## ASSIGNMENT
Search the entries for the word "icon" and copy each line that has it.

## Web page and app entries

——————————

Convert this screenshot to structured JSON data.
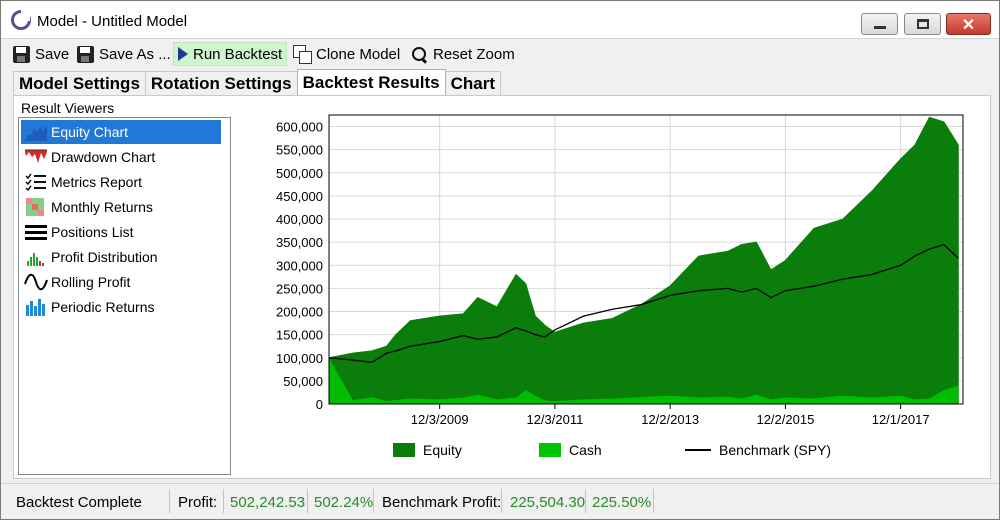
{
  "window": {
    "title": "Model - Untitled Model"
  },
  "toolbar": {
    "save_label": "Save",
    "save_as_label": "Save As ...",
    "run_backtest_label": "Run Backtest",
    "clone_model_label": "Clone Model",
    "reset_zoom_label": "Reset Zoom"
  },
  "tabs": [
    {
      "label": "Model Settings",
      "active": false
    },
    {
      "label": "Rotation Settings",
      "active": false
    },
    {
      "label": "Backtest Results",
      "active": true
    },
    {
      "label": "Chart",
      "active": false
    }
  ],
  "result_viewers": {
    "title": "Result Viewers",
    "items": [
      {
        "label": "Equity Chart",
        "icon": "equity-chart-icon",
        "selected": true
      },
      {
        "label": "Drawdown Chart",
        "icon": "drawdown-chart-icon",
        "selected": false
      },
      {
        "label": "Metrics Report",
        "icon": "checklist-icon",
        "selected": false
      },
      {
        "label": "Monthly Returns",
        "icon": "heatmap-grid-icon",
        "selected": false
      },
      {
        "label": "Positions List",
        "icon": "list-lines-icon",
        "selected": false
      },
      {
        "label": "Profit Distribution",
        "icon": "histogram-icon",
        "selected": false
      },
      {
        "label": "Rolling Profit",
        "icon": "wave-icon",
        "selected": false
      },
      {
        "label": "Periodic Returns",
        "icon": "bar-columns-icon",
        "selected": false
      }
    ]
  },
  "chart_data": {
    "type": "area",
    "title": "",
    "xlabel": "",
    "ylabel": "",
    "ylim": [
      0,
      625000
    ],
    "y_ticks": [
      "0",
      "50,000",
      "100,000",
      "150,000",
      "200,000",
      "250,000",
      "300,000",
      "350,000",
      "400,000",
      "450,000",
      "500,000",
      "550,000",
      "600,000"
    ],
    "x_tick_labels": [
      "12/3/2009",
      "12/3/2011",
      "12/2/2013",
      "12/2/2015",
      "12/1/2017"
    ],
    "x_range": [
      "2008-01-02",
      "2018-12-31"
    ],
    "grid": true,
    "legend_position": "bottom",
    "colors": {
      "equity": "#0a7d0a",
      "cash": "#00c400",
      "benchmark": "#000000"
    },
    "x": [
      "2008-01-02",
      "2008-06-01",
      "2008-10-01",
      "2009-01-01",
      "2009-03-01",
      "2009-06-01",
      "2009-12-01",
      "2010-05-01",
      "2010-08-01",
      "2010-12-01",
      "2011-04-01",
      "2011-06-01",
      "2011-08-01",
      "2011-10-01",
      "2011-12-01",
      "2012-06-01",
      "2012-12-01",
      "2013-06-01",
      "2013-12-01",
      "2014-06-01",
      "2014-12-01",
      "2015-03-01",
      "2015-06-01",
      "2015-09-01",
      "2015-12-01",
      "2016-06-01",
      "2016-12-01",
      "2017-06-01",
      "2017-12-01",
      "2018-03-01",
      "2018-06-01",
      "2018-09-01",
      "2018-12-01"
    ],
    "series": [
      {
        "name": "Equity",
        "values": [
          100000,
          110000,
          115000,
          125000,
          150000,
          180000,
          190000,
          195000,
          230000,
          210000,
          280000,
          260000,
          190000,
          170000,
          155000,
          175000,
          185000,
          215000,
          255000,
          320000,
          330000,
          345000,
          350000,
          290000,
          310000,
          380000,
          400000,
          460000,
          530000,
          560000,
          620000,
          610000,
          560000
        ]
      },
      {
        "name": "Cash",
        "values": [
          100000,
          8000,
          15000,
          6000,
          9000,
          12000,
          10000,
          14000,
          20000,
          10000,
          14000,
          30000,
          18000,
          8000,
          6000,
          10000,
          12000,
          15000,
          18000,
          14000,
          16000,
          12000,
          20000,
          10000,
          14000,
          12000,
          18000,
          14000,
          18000,
          10000,
          12000,
          30000,
          40000
        ]
      },
      {
        "name": "Benchmark (SPY)",
        "values": [
          100000,
          95000,
          90000,
          110000,
          115000,
          125000,
          135000,
          148000,
          140000,
          145000,
          165000,
          158000,
          150000,
          145000,
          160000,
          190000,
          205000,
          215000,
          235000,
          245000,
          250000,
          242000,
          250000,
          230000,
          245000,
          255000,
          270000,
          280000,
          300000,
          320000,
          335000,
          345000,
          315000
        ]
      }
    ]
  },
  "status": {
    "message": "Backtest Complete",
    "profit_label": "Profit:",
    "profit_value": "502,242.53",
    "profit_pct": "502.24%",
    "benchmark_label": "Benchmark Profit:",
    "benchmark_value": "225,504.30",
    "benchmark_pct": "225.50%"
  }
}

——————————

## WRITTEN SOLUTION
        "icon": "equity-chart-icon",
        "icon": "drawdown-chart-icon",
        "icon": "checklist-icon",
        "icon": "heatmap-grid-icon",
        "icon": "list-lines-icon",
        "icon": "histogram-icon",
        "icon": "wave-icon",
        "icon": "bar-columns-icon",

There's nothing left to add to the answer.